Reviews should not contain any of the following:

  • - HTML tags, profanity, obscenities, vulgarities, or comments that defame anyone
  • - Time-sensitive information such as tour dates, signings, lectures, etc.
  • - Single-word reviews. Other people will read your review to discover why you liked or didn't like the title. Be descriptive.
  • - Comments focusing on the author or that may ruin the ending for others
  • - Phone numbers, addresses, URLs
  • - Pricing and availability information or alternative ordering information
  • - Advertisements or commercial solicitation

Reminder:

  • - By submitting a review, you grant to Barnes & Noble.com and its sublicensees the royalty-free, perpetual, irrevocable right and license to use the review in accordance with the Barnes & Noble.com Terms of Use.
  • - Barnes & Noble.com reserves the right not to post any review -- particularly those that do not follow the terms and conditions of these Rules. Barnes & Noble.com also reserves the right to remove any review at any time without notice.
  • - See Terms of Use for other conditions and disclaimers.
Search for Products You'd Like to Recommend

Recommend other products that relate to your review. Just search for them below and share!

Create a Pen Name

Your Pen Name is your unique identity on BN.com. It will appear on the reviews you write and other website activities. Your Pen Name cannot be edited, changed or deleted once submitted.

 
Your Pen Name can be any combination of alphanumeric characters (plus - and _), and must be at least two characters long.

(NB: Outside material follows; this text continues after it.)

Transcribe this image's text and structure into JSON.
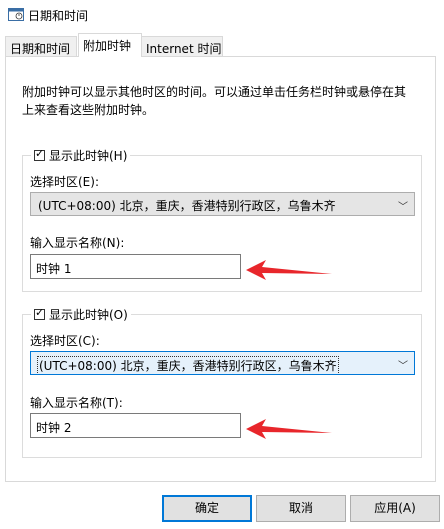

Continue Anonymously
Sort by: Showing 1 review with 4 star rating   See All Ratings
Page 1 of 1
  • Anonymous

    Posted July 16, 2008

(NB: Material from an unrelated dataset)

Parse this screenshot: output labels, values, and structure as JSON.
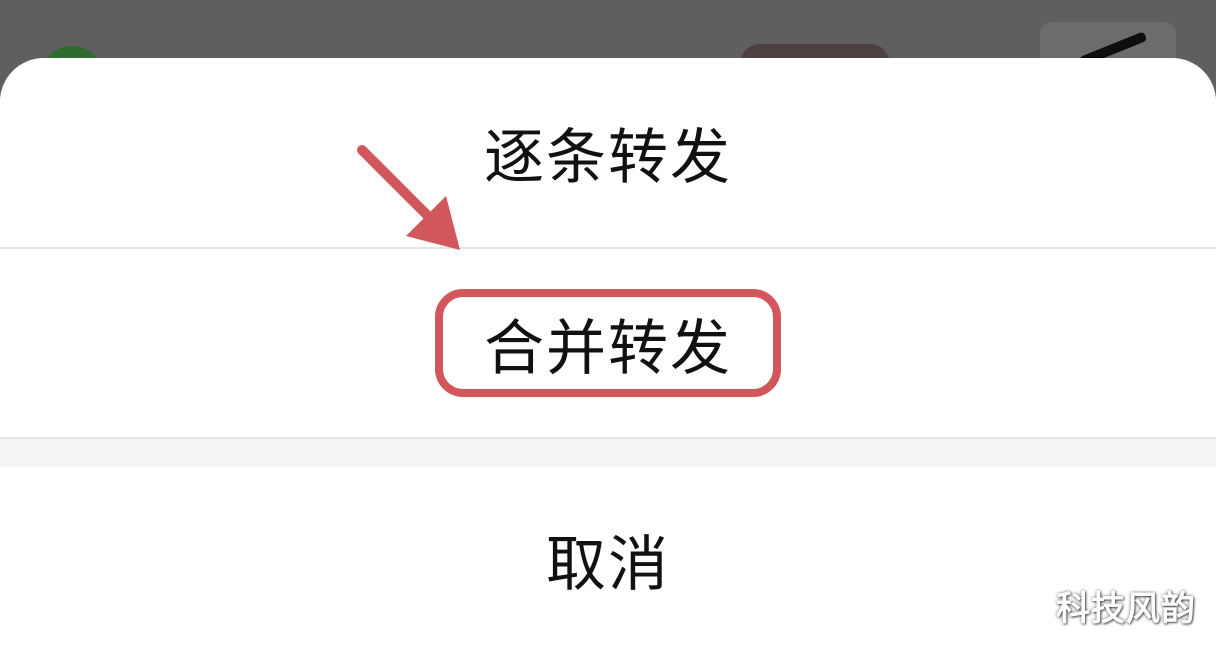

    A Solid Book & a Story That Needs Telling

    I'm not a huge NASCAR fan. I feel compelled to state that up front. I've watched some over the years, and when it was more of a regional sport and the cars looked more like something you could actually buy, it was more fun for me. As NASCAR has increased in popularity, it has decreased in interest for me, personally. After reading Donovan's biography of Wendell Scott, I was left with the same set of feelings I had when I visited the Negro League Museum in Kansas City. First, an appreciation for the stories of what Men of Passion were willing to do to chase their dreams and do the things they loved. The stories of Men and the inspiration that could be had from their stories of overcoming overwhelming odds. Secondly, I feel shame. Shame that other white people could, would and did some of the awful things to another person simply because of their color. Wendell Scott never set out to be a trailblazer or make a racial statement. Wendell Scott wanted to drive race cars for a living. That he chose to do this in the Red Neck world of NASCAR, in the Deep South with Jim Crow in full flower is a testament to his desire to do what he wanted to do. Donovan does a fine job of showing the trials and tribulations that Scott faced, the overt racism both in and out of NASCAR, and the good and less than good people that helped or hindered Scott as he chased his dream. He also shows a side of NASCAR, both past and present to some degree, that they would rather not have aired. Namely that NASCAR was racist, that promises made to Scott by founder Bill France weren't honored, that NASCAR did nothing to ensure that Scott was treated fairly. He won a race in Jacksonville, and to avoid him getting a peck from the track Beauty Queen 'naturally a white woman', they jobbed him out of the victory celebration at the time. It was later awarded to him, with no fanfare, and blown off to a scoring error. A fiction NASCAR still stands behind. Wendell Scott was hardly perfect, but who of us is? He was the first of four '4!' Black Drivers to have driven in NASCAR races, and while never a huge winner, he was a competitive driver for quite some time. Donovan presents not only the story of Wendell Scott, but the story of NASCAR, Civil Rights struggles, political skulduggery and institutional racism. He addresses the fictions of the 'Greased Lightning' movie starring Richard Pryor and Scott's lack of concern for accuracy. He paints a solid picture of a man trying to do something he loved, and how he overcame and dealt with obstacles. A highly recommended biography and history book.

    Was this review helpful? Yes  No   Report this review
Sort by: Showing 1 review with 4 star rating   See All Ratings
Page 1 of 1